We’ve seen a couple of videos now comparing the DJI Spark, but only using a phone as the controller. This means it has pretty limited range, and the handling isn’t that great. Of course, there is a separate controller available for the Spark, but it’s been “coming soon” since release. So, nobody’s tried it. Until now.
Not surprisingly, Casey Neistat is one of the first to get his hands on the Spark controller. In this video he puts it head to head with his Mavic Pro. This is something he’s done before with a prototype unit. But now he has the retail release and it comes with the controller. Is it worth the extra cost? Or should you just save for a Mavic? Casey’s video should help to answer that question.
What is surprising about this video, considering the source, is that it’s a fairly in-depth comparison. Lasting around 11 minutes, the video covers everything from handling to range to portability and the quality of the footage itself. While the addition of the controller won’t improve the quality of the footage, it does provide a lot more versatility than a phone.
First, though, let’s look at the basic cost of each unit.
- DJI Spark base price – $499
- DJI Spark Fly More Combo – $699 (when it’s officially released)
- DJI Mavic Pro base price – $999
The first thing Casey notes is the size of the case each drone travels in. Although the Spark is much ligher and smaller (with the legs out) than the Mavic, the bags are pretty similar in size. You still need all the associated bits to go with it, so there’s not really any space saved by going with the smaller Spark.

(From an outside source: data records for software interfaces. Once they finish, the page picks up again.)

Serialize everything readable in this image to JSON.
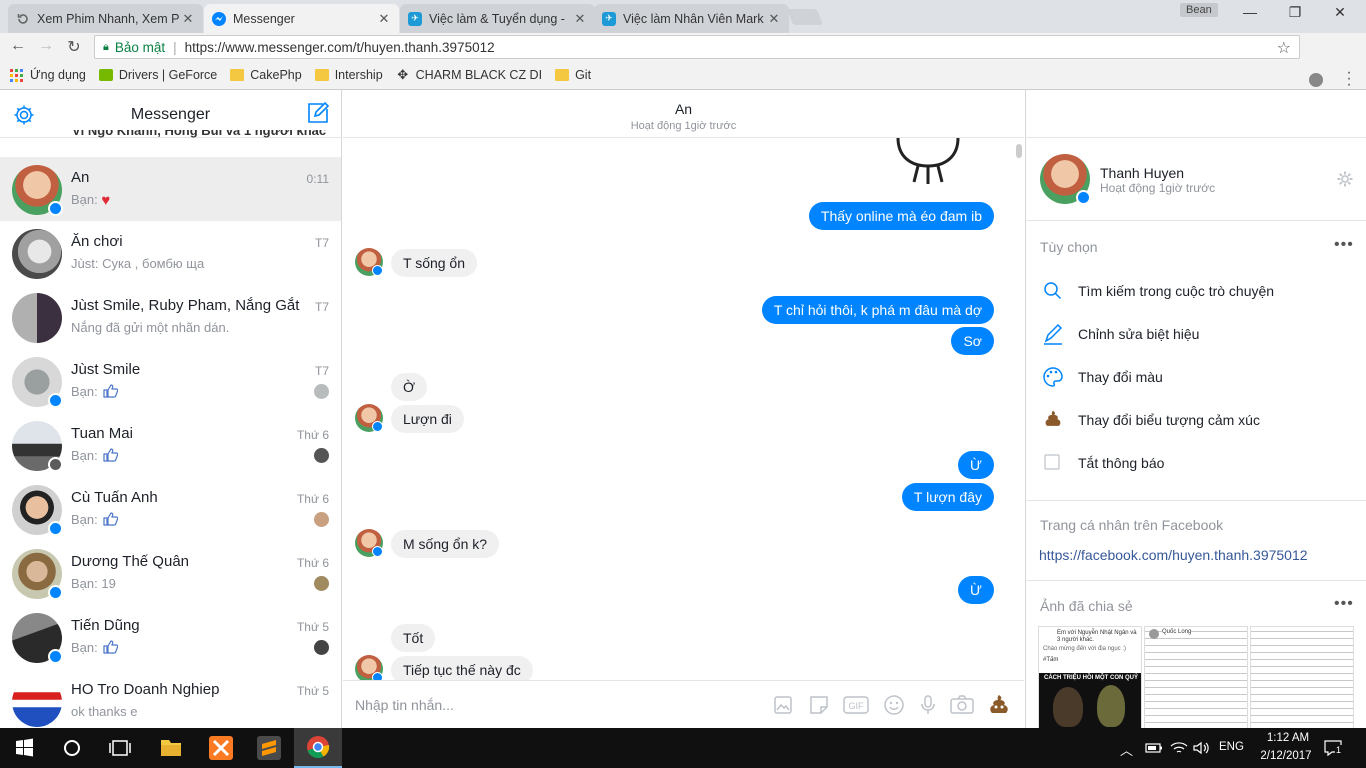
{
  "browser": {
    "tabs": [
      {
        "title": "Xem Phim Nhanh, Xem P",
        "icon": "refresh-icon"
      },
      {
        "title": "Messenger",
        "icon": "messenger-icon"
      },
      {
        "title": "Việc làm & Tuyển dụng -",
        "icon": "job-site-icon"
      },
      {
        "title": "Việc làm Nhân Viên Mark",
        "icon": "job-site-icon"
      }
    ],
    "active_tab": 1,
    "profile_name": "Bean",
    "security_label": "Bảo mật",
    "url": "https://www.messenger.com/t/huyen.thanh.3975012",
    "bookmarks": [
      {
        "label": "Ứng dụng",
        "icon": "apps-grid-icon"
      },
      {
        "label": "Drivers | GeForce",
        "icon": "nvidia-icon"
      },
      {
        "label": "CakePhp",
        "icon": "folder-icon"
      },
      {
        "label": "Intership",
        "icon": "folder-icon"
      },
      {
        "label": "CHARM BLACK CZ DI",
        "icon": "move-icon"
      },
      {
        "label": "Git",
        "icon": "folder-icon"
      }
    ]
  },
  "sidebar": {
    "title": "Messenger",
    "clipped_text": "Vĩ Ngô Khánh, Hồng Bùi và 1 người khác",
    "conversations": [
      {
        "name": "An",
        "snippet": "Bạn:",
        "snippet_emoji": "heart",
        "time": "0:11",
        "selected": true
      },
      {
        "name": "Ăn chơi",
        "snippet": "Jùst: Сука , бомбю ща",
        "time": "T7"
      },
      {
        "name": "Jùst Smile, Ruby Pham, Nắng Gắt",
        "snippet": "Nắng đã gửi một nhãn dán.",
        "time": "T7"
      },
      {
        "name": "Jùst Smile",
        "snippet": "Bạn:",
        "snippet_emoji": "like",
        "time": "T7"
      },
      {
        "name": "Tuan Mai",
        "snippet": "Bạn:",
        "snippet_emoji": "like",
        "time": "Thứ 6"
      },
      {
        "name": "Cù Tuấn Anh",
        "snippet": "Bạn:",
        "snippet_emoji": "like",
        "time": "Thứ 6"
      },
      {
        "name": "Dương Thế Quân",
        "snippet": "Bạn: 19",
        "time": "Thứ 6"
      },
      {
        "name": "Tiến Dũng",
        "snippet": "Bạn:",
        "snippet_emoji": "like",
        "time": "Thứ 5"
      },
      {
        "name": "HO Tro Doanh Nghiep",
        "snippet": "ok thanks e",
        "time": "Thứ 5"
      }
    ]
  },
  "chat": {
    "contact_name": "An",
    "status": "Hoạt động 1giờ trước",
    "messages": [
      {
        "from": "me",
        "text": "Thấy online mà éo đam ib"
      },
      {
        "from": "them",
        "text": "T sống ổn"
      },
      {
        "from": "me",
        "text": "T chỉ hỏi thôi, k phá m đâu mà dợ"
      },
      {
        "from": "me",
        "text": "Sơ"
      },
      {
        "from": "them",
        "text": "Ờ"
      },
      {
        "from": "them",
        "text": "Lượn đi"
      },
      {
        "from": "me",
        "text": "Ừ"
      },
      {
        "from": "me",
        "text": "T lượn đây"
      },
      {
        "from": "them",
        "text": "M sống ổn k?"
      },
      {
        "from": "me",
        "text": "Ừ"
      },
      {
        "from": "them",
        "text": "Tốt"
      },
      {
        "from": "them",
        "text": "Tiếp tục thế này đc"
      }
    ],
    "composer_placeholder": "Nhập tin nhắn...",
    "accent": "#0084ff"
  },
  "details": {
    "name": "Thanh Huyen",
    "status": "Hoạt động 1giờ trước",
    "options_label": "Tùy chọn",
    "options": [
      {
        "label": "Tìm kiếm trong cuộc trò chuyện",
        "icon": "search-icon"
      },
      {
        "label": "Chỉnh sửa biệt hiệu",
        "icon": "pencil-icon"
      },
      {
        "label": "Thay đổi màu",
        "icon": "palette-icon"
      },
      {
        "label": "Thay đổi biểu tượng cảm xúc",
        "icon": "emoji-icon"
      },
      {
        "label": "Tắt thông báo",
        "icon": "checkbox-icon"
      }
    ],
    "profile_label": "Trang cá nhân trên Facebook",
    "profile_link": "https://facebook.com/huyen.thanh.3975012",
    "shared_photos_label": "Ảnh đã chia sẻ",
    "photo_caption": "CÁCH TRIỆU HỒI MỘT CON QUỶ",
    "photo_text_1": "Em với Nguyễn Nhật Ngân và 3 người khác.",
    "photo_text_2": "Chào mừng đến với địa ngục :)",
    "photo_text_3": "#Tấm",
    "photo_text_4": "Quốc Long"
  },
  "taskbar": {
    "time": "1:12 AM",
    "date": "2/12/2017",
    "language": "ENG",
    "notification_count": "1"
  }
}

Taking things out of the bag, it’s time to look at the Spark controller. It appears to be about the same size and shape as the Mavic controller, but without the LCD. Let’s face it, though, who uses that LCD? You can’t read it in bright conditions anyway, and all the same info is on your phone or tablet. He does mention that the Spark controller feels a little lighter and “cheaper”, though.
Casey then talks about the differences between using a controller and a phone. The two biggest points being the tactile feeling of using actual joysticks and the mobile WiFi signal. Mobile WiFi just doesn’t have the power to give you any kind of real reach. He says with a phone, he could never get the Spark more than 70-80ft (21-24m) away from him.
Although the controller doesn’t affect the quality of the footage, I have to say this is probably the cleanest Spark footage I’ve seen to date. The colours look great (I’m watching on a calibrated wide gamut IPS display) and there’s quite a lot of detail. As tiny 1080p cameras go, it seems to be a winner.
When you compare the two side-by-side, though, even on a 1080p display, there’s a rather noticeable difference in quality and sharpness between the two.
That being said, on its own the Spark’s footage is still quite impressive for what it is. A tiny 1080p flying camera. I was also quite impressed by the stability of the footage. Especially given that the gimbal is only a 2 axis vs the Mavic’s 3 axis gimbal. Presumably the sticks make it a lot easier to keep it going straight vs the touchscreen UI of a mobile phone.
The range, too, with the controller is much greater than that of mobile WiFi, as one would expect. It’s unlikely you’d be able to get this kind of height on the default Spark without losing signal on your phone.
Overall, it’s a very favourable review. Of course, Casey is a bit of a DJI fanboy, so that’s not too surprising. But even he looked rather impressed at some points during the video. You can’t really hide those expressions, and let’s face it, he’s not much of an actor (sorry, Casey).
So, is the controller worth an extra $200? Is it better to go the extra $300 to get the Mavic Pro instead?
Casey’s advice is that if you’re a novice, you’re new to drones, and you’re looking to pick up your first, then it’s probably a better investment. But, if you have any experience at all with a drone and have any type of aspirations of shooting quality footage, get the Mavic.
Ok, sure, so one is a “fly more” package and the other is the base model without the extras. But, the base model Mavic doesn’t need the extras. It already comes with the controller. And you don’t really need the extra battery, either, for the purposes of this comparison. The larger Mavic Pro battery lasts almost as long as two tiny Spark batteries (27 vs 32 minutes). So, it’s a fairly like-for-like comparison.
I’d pretty much made up my mind that my next drone will be the Mavic the instant the Spark announcement came. But, this does reinforce the decision I’d already made.